    The research team included P Singh, A Arora, TA Strand, DA Leffler, C Catassi, PH Green, CP Kelly, V Ahuja, and GK Makharia.

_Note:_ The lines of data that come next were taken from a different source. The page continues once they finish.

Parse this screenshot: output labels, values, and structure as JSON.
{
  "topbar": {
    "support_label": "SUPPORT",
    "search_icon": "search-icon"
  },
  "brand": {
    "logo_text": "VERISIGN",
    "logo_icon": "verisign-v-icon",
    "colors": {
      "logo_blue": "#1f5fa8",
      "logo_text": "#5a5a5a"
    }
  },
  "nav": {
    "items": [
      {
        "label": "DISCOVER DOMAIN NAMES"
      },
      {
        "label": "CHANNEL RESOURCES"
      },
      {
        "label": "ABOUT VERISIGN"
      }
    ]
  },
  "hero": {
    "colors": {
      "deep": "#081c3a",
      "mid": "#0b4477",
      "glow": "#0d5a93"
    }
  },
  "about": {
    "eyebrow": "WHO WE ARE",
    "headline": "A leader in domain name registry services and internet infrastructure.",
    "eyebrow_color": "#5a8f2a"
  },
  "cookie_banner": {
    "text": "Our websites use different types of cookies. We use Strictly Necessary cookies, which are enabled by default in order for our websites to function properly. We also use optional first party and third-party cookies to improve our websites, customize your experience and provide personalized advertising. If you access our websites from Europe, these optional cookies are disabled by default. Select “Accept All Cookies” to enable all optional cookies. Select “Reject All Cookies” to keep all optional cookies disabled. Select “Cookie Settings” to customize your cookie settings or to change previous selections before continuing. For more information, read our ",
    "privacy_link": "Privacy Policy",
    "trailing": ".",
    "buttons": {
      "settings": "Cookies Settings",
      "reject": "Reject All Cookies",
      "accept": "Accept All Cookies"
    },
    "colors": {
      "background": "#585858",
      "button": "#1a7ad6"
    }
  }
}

They are variously affiliated with the Division of Gastroenterology and Hepatology, Beth Israel Deaconess Medical Center, Boston, Massachusetts; Lady Hardinge Medical College, New Delhi, India; Innlandet Hospital Trust, Lillehammer, Norway; Centre for International Health, University of Bergen, Bergen, Norway; Division of Gastroenterology and Hepatology, Beth Israel Deaconess Medical Center, Boston, Massachusetts; Gastroenterology Research and Development, Takeda Pharmaceuticals Inc, Cambridge, MA; Department of Pediatrics, Università Politecnica delle Marche, Ancona, Italy; Department of Medicine, Columbia University Medical Center, New York, New York; USA Celiac Disease Center, Columbia University Medical Center, New York, New York; and the Department of Gastroenterology and Human Nutrition, All India Institute of Medical Sciences, New Delhi, India.
    For their review, the team searched Medline, PubMed, and EMBASE for the keywords ‘celiac disease,’ ‘celiac,’ ‘tissue transglutaminase antibody,’ ‘anti-endomysium antibody,’ ‘endomysial antibody,’ and ‘prevalence’ for studies published from January 1991 through March 2016. 
    The team cross-referenced each article with the words ‘Asia,’ ‘Europe,’ ‘Africa,’ ‘South America,’ ‘North America,’ and ‘Australia.’ They defined celiac diagnosis based on European Society of Pediatric Gastroenterology, Hepatology, and Nutrition guidelines. The team used 96 articles of 3,843 articles in their final analysis.
    Overall global prevalence of celiac disease was 1.4% in 275,818 individuals, based on positive blood tests for anti-tissue transglutaminase and/or anti-endomysial antibodies. The pooled global prevalence of biopsy-confirmed celiac disease was 0.7% in 138,792 individuals. That means that numerous people with celiac disease potentially remain undiagnosed.
    Rates of celiac disease were 0.4% in South America, 0.5% in Africa and North America, 0.6% in Asia, and 0.8% in Europe and Oceania; the prevalence was 0.6% in female vs 0.4% males. Celiac disease was significantly more common in children than adults.
    This systematic review and meta-analysis showed celiac disease to be reported worldwide. Blood test data shows celiac disease rate of 1.4%, while biopsy data shows 0.7%. The prevalence of celiac disease varies with sex, age, and location. 
    This review demonstrates a need for more comprehensive population-based studies of celiac disease in numerous countries.  The 1.4% rate indicates that there are 91.2 million people worldwide with celiac disease, and 3.9 million are in the U.S.A.
    Source:
    Clin Gastroenterol Hepatol. 2018 Jun;16(6):823-836.e2. doi: 10.1016/j.cgh.2017.06.037.